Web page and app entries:
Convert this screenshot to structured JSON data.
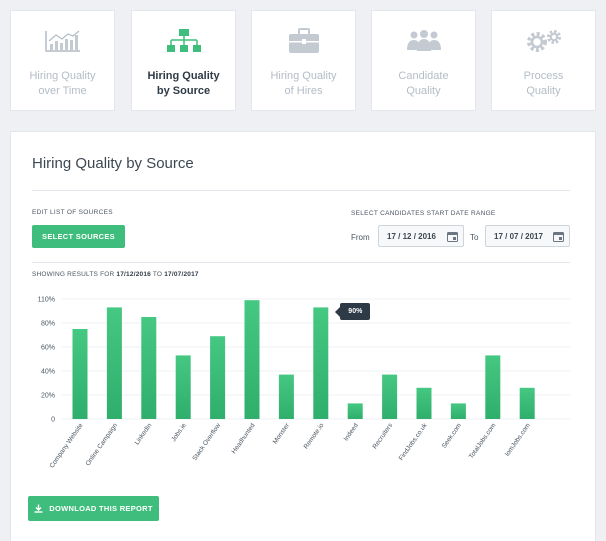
{
  "tabs": [
    {
      "label_line1": "Hiring Quality",
      "label_line2": "over Time",
      "icon": "line-chart-icon",
      "active": false
    },
    {
      "label_line1": "Hiring Quality",
      "label_line2": "by Source",
      "icon": "sitemap-icon",
      "active": true
    },
    {
      "label_line1": "Hiring Quality",
      "label_line2": "of Hires",
      "icon": "briefcase-icon",
      "active": false
    },
    {
      "label_line1": "Candidate",
      "label_line2": "Quality",
      "icon": "users-icon",
      "active": false
    },
    {
      "label_line1": "Process",
      "label_line2": "Quality",
      "icon": "gears-icon",
      "active": false
    }
  ],
  "card": {
    "title": "Hiring Quality by Source",
    "edit_sources_label": "EDIT LIST OF SOURCES",
    "select_sources_button": "SELECT SOURCES",
    "date_range_label": "SELECT CANDIDATES START DATE RANGE",
    "from_label": "From",
    "from_value": "17 / 12 / 2016",
    "to_label": "To",
    "to_value": "17 / 07 / 2017",
    "results_prefix": "SHOWING RESULTS FOR",
    "results_from": "17/12/2016",
    "results_to_word": "TO",
    "results_to": "17/07/2017",
    "download_button": "DOWNLOAD THIS REPORT"
  },
  "colors": {
    "accent": "#3fbd7c",
    "bar_top": "#45c882",
    "bar_bottom": "#2fae6c",
    "tooltip_bg": "#2e3a46"
  },
  "chart_data": {
    "type": "bar",
    "categories": [
      "Company Website",
      "Online Campaign",
      "LinkedIn",
      "Jobs.ie",
      "Stack Overflow",
      "Headhunted",
      "Monster",
      "Remote.io",
      "Indeed",
      "Recruiters",
      "FindJobs.co.uk",
      "Seek.com",
      "TotalJobs.com",
      "IomJobs.com"
    ],
    "values": [
      75,
      93,
      85,
      53,
      69,
      99,
      37,
      93,
      13,
      37,
      26,
      13,
      53,
      26
    ],
    "y_ticks": [
      "0",
      "20%",
      "40%",
      "60%",
      "80%",
      "110%"
    ],
    "ylim": [
      0,
      100
    ],
    "tooltip": {
      "category_index": 7,
      "text": "90%"
    },
    "grid": true
  }
}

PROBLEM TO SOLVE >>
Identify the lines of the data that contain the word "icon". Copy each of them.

RESULT OF THIS EXERCISE >>
      "icon": "line-chart-icon",
      "icon": "sitemap-icon",
      "icon": "briefcase-icon",
      "icon": "users-icon",
      "icon": "gears-icon",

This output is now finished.